Some years ago I had a Symbian smartphone, but it proved unusable as its battery life rarely exceeded 40 minutes from full charge. I thought I had a duff battery, but later realised it was because I was leaving applications on the phone ‘open’. For me I went to the address book, looked up a number, and that was that, I then maybe turned the phone off or switched to something else without ‘exiting’ the address book. I was treating the phone like every previous phone I had used, but this one was different, it had a ‘real’ operating system, opening the address book launched the address book application, which then kept on running — and using power — until it was explicitly closed, a model that is maybe fine for permanently plugged in computers, but disastrous for a moble phone.
When early iPhones came out iOS was criticised for being single threaded, that is not having lots of things running in the ‘background’. However, this undoubtedly helped its battery life. Now, with newer versions of iOS, it has changed and there are lots of apps running at once, and I have noticed the battery life reducing, is that simply the battery wearing out with age or the effect of all those apps running?
Power is of course not just a problem for smartphones, but for any laptop. I try to closedown applications on my Mac when I am working without power as I know some programs just eat CPU when they are apparently idle (yes, Firefox, it’s you I’m talking about). And from an environmental point of view, lower power consumption when connected would also be good. My hope was that Apple would take the lessons learnt in the early iOS to change the nature of their mainstream OS, but sadly they succumbed to the pressure to make iOS a ‘proper’ OS!
Of course the FTP program could try to be friendly, perhaps when it is not the selected window deliberately throttle its network activity.
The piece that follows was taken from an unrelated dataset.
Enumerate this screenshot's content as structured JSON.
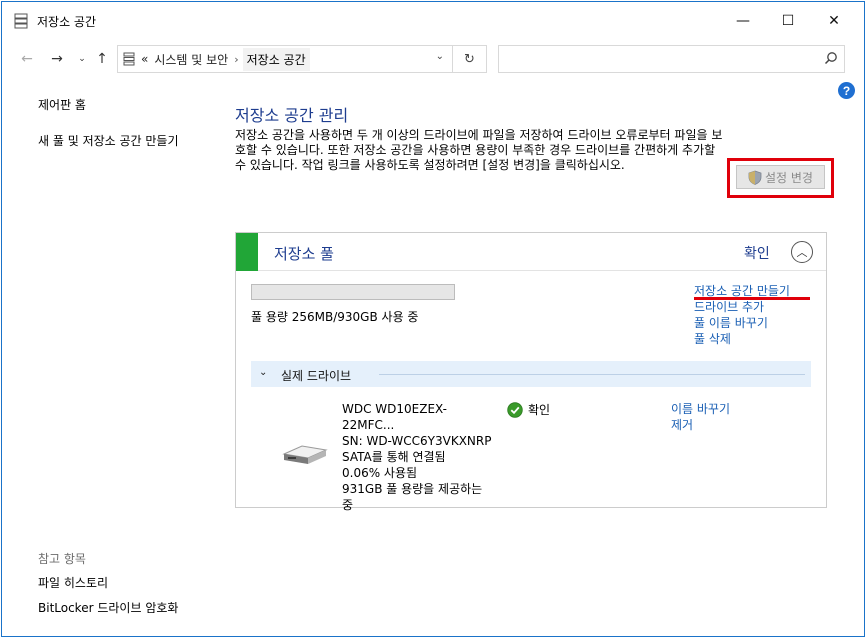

But then the 4 hour upload would take 8 hours, instead of 20 minutes left at this point, I’d be looking forward to another 4 hours and 20 minutes, and I’d be complaining about that.
The trouble is that there needs to be better communication, more knowledge shared, between application and operating system. I would like FTP to use all the network capacity that it can, except when I am interacting with some other program. Either FTP needs to say to the OS “hey here’s a packet, send it when there’s a gap”1, or the OS needs some way for applications to determine current network state and make decisions based on that. Sometimes this sort of information is easily available, more often it is either very hard to get at or not available at all.
I recall years ago when internet was still mainly through pay-per-minute dial-up connections. You could set your PC to automatically dial when the internet was needed. However, some programs, such as chat, would periodically check with a central server to see if there was activity, this would cause the PC to dial-up the ISP. If you were lucky the PC also had an auto-disconnect after a period of inactivity, if you were not lucky the PC would connect at 2am and by the morning you’d find yourself with a phone bill more than your weeks’ wages.
When we were designing onCue at aQtive, we wanted to be able to connect to the Internet when it was available, but avoid bankrupting our users. Clearly somewhere in the TCP/IP stack, the layers of code over the network, at some level deep down it knew whether we were connected. I recall we found a very helpful function in the Windows API called something like “isConnected”2. Unfortunately, it worked by attempting to send a network packet and returning true if it succeeded and false if it failed. Of course sending the test packet caused the PC to auto-dial …
And now there is just 1 minute and 53 seconds left on the upload, so time to finish this post before I get on to garbage collection.